We know that self-determination and friendships are important for everyone, especially for people with disabilities. But, are these constructs related? And, how can we help students develop friendships and become more self-determined individuals?

We used surveys to measure self-determination and quantity and quality of friendships among DHH teenagers who are primarily in mainstream/inclusive school settings. We found a correlation between friendship and self-determination, meaning these two constructs are related. Teenagers who had higher levels of self-determination also tended to have more friends and vice versa. We can’t say that either construct (self-determination or friendships) caused the other, since we only looked at if there was a relationship between the two. But, we know that friendships and self-determination are related, and both are important for children and young adults. We also asked students to list their friends and identify if they were hearing or were DHH. The majority of friends who students listed who were DHH were friends from a summer camp specifically for DHH students.

What we don’t know

We don’t know the nature of the relationship between friendships and self-determination. Does having more friends lead to greater self-determination or vice versa? Are self-determination and friendships different in students who are DHH based on educational setting or communication mode? These are questions that demand more research. We encourage researchers to continue to study these constructs specifically within students who are DHH.


We can confirm that self-determination skills and friendships are necessary for the success of students who are DHH. So, how can we help students develop these?

It is important that children have an opportunity to be around others who share demographics with them – i.e., students who are DHH should have an opportunity to be around other students who are DHH who understand experiences related to hearing loss.
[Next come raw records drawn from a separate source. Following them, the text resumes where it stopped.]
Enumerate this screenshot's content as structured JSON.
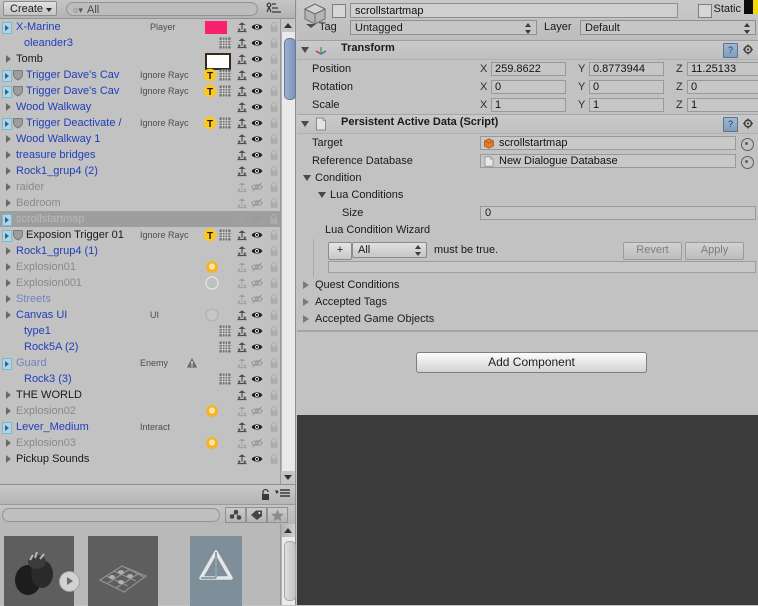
{
  "hierarchy": {
    "create_label": "Create",
    "search_placeholder": "All",
    "search_value": "",
    "search_icon": "search-icon",
    "sort_icon": "sort-alphabetical-icon",
    "items": [
      {
        "name": "X-Marine",
        "tag": "Player",
        "indent": 16,
        "color": "blue",
        "arrow": "prefab",
        "color_swatch": "#f9206e",
        "mesh": false,
        "static": true,
        "eye": "on",
        "lock": true
      },
      {
        "name": "oleander3",
        "tag": "",
        "indent": 24,
        "color": "blue",
        "arrow": "none",
        "mesh": true,
        "static": true,
        "eye": "on",
        "lock": true
      },
      {
        "name": "Tomb",
        "tag": "",
        "indent": 16,
        "color": "black",
        "arrow": "plain",
        "color_swatch": "#ffffff",
        "mesh": false,
        "static": true,
        "eye": "on",
        "lock": true
      },
      {
        "name": "Trigger Dave's Cav",
        "tag": "Ignore Rayc",
        "indent": 16,
        "color": "blue",
        "arrow": "prefab",
        "icon": "shield",
        "badge": "T",
        "mesh": true,
        "static": true,
        "eye": "on",
        "lock": true
      },
      {
        "name": "Trigger Dave's Cav",
        "tag": "Ignore Rayc",
        "indent": 16,
        "color": "blue",
        "arrow": "prefab",
        "icon": "shield",
        "badge": "T",
        "mesh": true,
        "static": true,
        "eye": "on",
        "lock": true
      },
      {
        "name": "Wood Walkway",
        "tag": "",
        "indent": 16,
        "color": "blue",
        "arrow": "plain",
        "mesh": false,
        "static": true,
        "eye": "on",
        "lock": true
      },
      {
        "name": "Trigger Deactivate /",
        "tag": "Ignore Rayc",
        "indent": 16,
        "color": "blue",
        "arrow": "prefab",
        "icon": "shield",
        "badge": "T",
        "mesh": true,
        "static": true,
        "eye": "on",
        "lock": true
      },
      {
        "name": "Wood Walkway 1",
        "tag": "",
        "indent": 16,
        "color": "blue",
        "arrow": "plain",
        "mesh": false,
        "static": true,
        "eye": "on",
        "lock": true
      },
      {
        "name": "treasure bridges",
        "tag": "",
        "indent": 16,
        "color": "blue",
        "arrow": "plain",
        "mesh": false,
        "static": true,
        "eye": "on",
        "lock": true
      },
      {
        "name": "Rock1_grup4 (2)",
        "tag": "",
        "indent": 16,
        "color": "blue",
        "arrow": "plain",
        "mesh": false,
        "static": true,
        "eye": "on",
        "lock": true
      },
      {
        "name": "raider",
        "tag": "",
        "indent": 16,
        "color": "gray",
        "arrow": "plain",
        "mesh": false,
        "static": true,
        "eye": "off",
        "lock": true
      },
      {
        "name": "Bedroom",
        "tag": "",
        "indent": 16,
        "color": "gray",
        "arrow": "plain",
        "mesh": false,
        "static": true,
        "eye": "off",
        "lock": true
      },
      {
        "name": "scrollstartmap",
        "tag": "",
        "indent": 16,
        "color": "selwhite",
        "arrow": "prefab",
        "selected": true,
        "mesh": false,
        "static": true,
        "eye": "off",
        "lock": true
      },
      {
        "name": "Exposion Trigger 01",
        "tag": "Ignore Rayc",
        "indent": 16,
        "color": "black",
        "arrow": "prefab",
        "icon": "shield",
        "badge": "T",
        "mesh": true,
        "static": true,
        "eye": "on",
        "lock": true
      },
      {
        "name": "Rock1_grup4 (1)",
        "tag": "",
        "indent": 16,
        "color": "blue",
        "arrow": "plain",
        "mesh": false,
        "static": true,
        "eye": "on",
        "lock": true
      },
      {
        "name": "Explosion01",
        "tag": "",
        "indent": 16,
        "color": "gray",
        "arrow": "plain",
        "color_swatch": "#f7b22a",
        "swatch_shape": "blob",
        "mesh": false,
        "static": true,
        "eye": "off",
        "lock": true
      },
      {
        "name": "Explosion001",
        "tag": "",
        "indent": 16,
        "color": "gray",
        "arrow": "plain",
        "color_swatch": "#d9d9d9",
        "swatch_shape": "blob-outline",
        "mesh": false,
        "static": true,
        "eye": "off",
        "lock": true
      },
      {
        "name": "Streets",
        "tag": "",
        "indent": 16,
        "color": "gblue",
        "arrow": "plain",
        "mesh": false,
        "static": true,
        "eye": "off",
        "lock": true
      },
      {
        "name": "Canvas UI",
        "tag": "UI",
        "indent": 16,
        "color": "blue",
        "arrow": "plain",
        "color_swatch": "#bfbfbf",
        "swatch_shape": "circle",
        "mesh": false,
        "static": true,
        "eye": "on",
        "lock": true
      },
      {
        "name": "type1",
        "tag": "",
        "indent": 24,
        "color": "blue",
        "arrow": "none",
        "mesh": true,
        "static": true,
        "eye": "on",
        "lock": true
      },
      {
        "name": "Rock5A (2)",
        "tag": "",
        "indent": 24,
        "color": "blue",
        "arrow": "none",
        "mesh": true,
        "static": true,
        "eye": "on",
        "lock": true
      },
      {
        "name": "Guard",
        "tag": "Enemy",
        "indent": 16,
        "color": "gblue",
        "arrow": "prefab",
        "icon": "warning",
        "mesh": false,
        "static": true,
        "eye": "off",
        "lock": true
      },
      {
        "name": "Rock3 (3)",
        "tag": "",
        "indent": 24,
        "color": "blue",
        "arrow": "none",
        "mesh": true,
        "static": true,
        "eye": "on",
        "lock": true
      },
      {
        "name": "THE WORLD",
        "tag": "",
        "indent": 16,
        "color": "black",
        "arrow": "plain",
        "mesh": false,
        "static": true,
        "eye": "on",
        "lock": true
      },
      {
        "name": "Explosion02",
        "tag": "",
        "indent": 16,
        "color": "gray",
        "arrow": "plain",
        "color_swatch": "#f7b22a",
        "swatch_shape": "blob",
        "mesh": false,
        "static": true,
        "eye": "off",
        "lock": true
      },
      {
        "name": "Lever_Medium",
        "tag": "Interact",
        "indent": 16,
        "color": "blue",
        "arrow": "prefab",
        "mesh": false,
        "static": true,
        "eye": "on",
        "lock": true
      },
      {
        "name": "Explosion03",
        "tag": "",
        "indent": 16,
        "color": "gray",
        "arrow": "plain",
        "color_swatch": "#f7b22a",
        "swatch_shape": "blob",
        "mesh": false,
        "static": true,
        "eye": "off",
        "lock": true
      },
      {
        "name": "Pickup Sounds",
        "tag": "",
        "indent": 16,
        "color": "black",
        "arrow": "plain",
        "mesh": false,
        "static": true,
        "eye": "on",
        "lock": true
      }
    ]
  },
  "project": {
    "lock_icon": "lock-icon",
    "menu_icon": "hamburger-menu-icon",
    "search_value": "",
    "filter_buttons": [
      "object-filter-icon",
      "label-filter-icon",
      "favorite-star-icon"
    ],
    "thumbnails": [
      "audio-asset-thumbnail",
      "mesh-asset-thumbnail",
      "unity-asset-thumbnail"
    ]
  },
  "inspector": {
    "object_icon": "gameobject-cube-icon",
    "enabled": false,
    "name_value": "scrollstartmap",
    "static_label": "Static",
    "static_checked": false,
    "tag_label": "Tag",
    "tag_value": "Untagged",
    "layer_label": "Layer",
    "layer_value": "Default",
    "transform": {
      "title": "Transform",
      "icon": "transform-axis-icon",
      "rows": [
        {
          "label": "Position",
          "x": "259.8622",
          "y": "0.8773944",
          "z": "11.25133"
        },
        {
          "label": "Rotation",
          "x": "0",
          "y": "0",
          "z": "0"
        },
        {
          "label": "Scale",
          "x": "1",
          "y": "1",
          "z": "1"
        }
      ],
      "axis_labels": {
        "x": "X",
        "y": "Y",
        "z": "Z"
      },
      "help_icon": "help-icon",
      "gear_icon": "gear-icon"
    },
    "script_component": {
      "title": "Persistent Active Data (Script)",
      "icon": "script-file-icon",
      "help_icon": "help-icon",
      "gear_icon": "gear-icon",
      "target_label": "Target",
      "target_value": "scrollstartmap",
      "refdb_label": "Reference Database",
      "refdb_value": "New Dialogue Database",
      "condition_label": "Condition",
      "lua_conditions_label": "Lua Conditions",
      "size_label": "Size",
      "size_value": "0",
      "wizard_label": "Lua Condition Wizard",
      "plus_label": "+",
      "all_value": "All",
      "must_be_true": "must be true.",
      "revert_label": "Revert",
      "apply_label": "Apply",
      "wizard_field_value": "",
      "quest_conditions_label": "Quest Conditions",
      "accepted_tags_label": "Accepted Tags",
      "accepted_game_objects_label": "Accepted Game Objects"
    },
    "add_component_label": "Add Component"
  }
}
Summer camps for DHH children are an option. Deaf organizations and local chapters sometimes offer social events such as the National Association of the Deaf (NAD) in the United States that offers some programs that bring together DHH youth. Children may also benefit socially from involvement in extracurricular activities such as sports teams with peers. Such programs increase opportunities for friendships, which are correlated with self-determination.

For developing self-determination, expanding the number of opportunities for daily practice is most important. It can begin in early childhood with making choices and problem solving (e.g., “You spilled your milk. What can you do about it?”). Here are some other examples of areas for skill development:

  • Self-awareness: Understanding one’s own hearing loss, communication implications, and hearing equipment, including understanding preferences
  • Choice-making: Choosing the ideal seat in the classroom, choosing preferred activities, choosing where to complete homework, choosing hearing equipment color
  • Problem solving: Troubleshooting hearing equipment, figuring out what to do when it’s hard to hear or understand friends
  • Self-advocacy: Role-playing and working on advocating for needs, such as asking the teacher to use captioned media
  • Goal setting: Setting goals in any area including academics, extra-curricular activities, and self-advocacy, as long as the goals are chosen by the student rather than adults
  • Self-monitoring: Tracking one’s progress toward IEP goals, graphing scores, and progress in academic areas

Regardless of the resources used, creating opportunities for children who are DHH to develop self-determination and friendships will have life-long positive impacts.

Posted on July 12, 2019 by
Brittany Dorn
University of Northern Colorado

Kaitlyn Millen
University of Northern Colorado


Further reading